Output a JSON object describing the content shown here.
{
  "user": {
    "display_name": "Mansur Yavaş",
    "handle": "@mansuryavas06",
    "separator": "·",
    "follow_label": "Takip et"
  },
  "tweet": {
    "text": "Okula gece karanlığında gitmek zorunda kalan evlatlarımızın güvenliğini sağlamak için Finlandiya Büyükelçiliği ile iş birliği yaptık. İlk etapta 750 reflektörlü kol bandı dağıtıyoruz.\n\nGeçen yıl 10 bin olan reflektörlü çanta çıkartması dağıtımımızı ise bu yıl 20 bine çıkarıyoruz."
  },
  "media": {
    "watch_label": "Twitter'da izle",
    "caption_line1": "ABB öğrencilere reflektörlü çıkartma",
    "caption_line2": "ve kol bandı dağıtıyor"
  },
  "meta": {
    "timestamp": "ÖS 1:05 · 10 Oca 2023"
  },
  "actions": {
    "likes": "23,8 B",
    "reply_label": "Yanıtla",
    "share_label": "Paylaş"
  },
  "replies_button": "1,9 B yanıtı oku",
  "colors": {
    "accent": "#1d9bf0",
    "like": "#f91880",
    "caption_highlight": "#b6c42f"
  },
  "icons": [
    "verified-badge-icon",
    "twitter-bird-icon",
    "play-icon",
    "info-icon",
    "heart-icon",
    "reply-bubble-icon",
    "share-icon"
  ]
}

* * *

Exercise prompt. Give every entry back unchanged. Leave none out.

Response area.
Output a JSON object describing the content shown here.
{
  "user": {
    "display_name": "Mansur Yavaş",
    "handle": "@mansuryavas06",
    "separator": "·",
    "follow_label": "Takip et"
  },
  "tweet": {
    "text": "Okula gece karanlığında gitmek zorunda kalan evlatlarımızın güvenliğini sağlamak için Finlandiya Büyükelçiliği ile iş birliği yaptık. İlk etapta 750 reflektörlü kol bandı dağıtıyoruz.\n\nGeçen yıl 10 bin olan reflektörlü çanta çıkartması dağıtımımızı ise bu yıl 20 bine çıkarıyoruz."
  },
  "media": {
    "watch_label": "Twitter'da izle",
    "caption_line1": "ABB öğrencilere reflektörlü çıkartma",
    "caption_line2": "ve kol bandı dağıtıyor"
  },
  "meta": {
    "timestamp": "ÖS 1:05 · 10 Oca 2023"
  },
  "actions": {
    "likes": "23,8 B",
    "reply_label": "Yanıtla",
    "share_label": "Paylaş"
  },
  "replies_button": "1,9 B yanıtı oku",
  "colors": {
    "accent": "#1d9bf0",
    "like": "#f91880",
    "caption_highlight": "#b6c42f"
  },
  "icons": [
    "verified-badge-icon",
    "twitter-bird-icon",
    "play-icon",
    "info-icon",
    "heart-icon",
    "reply-bubble-icon",
    "share-icon"
  ]
}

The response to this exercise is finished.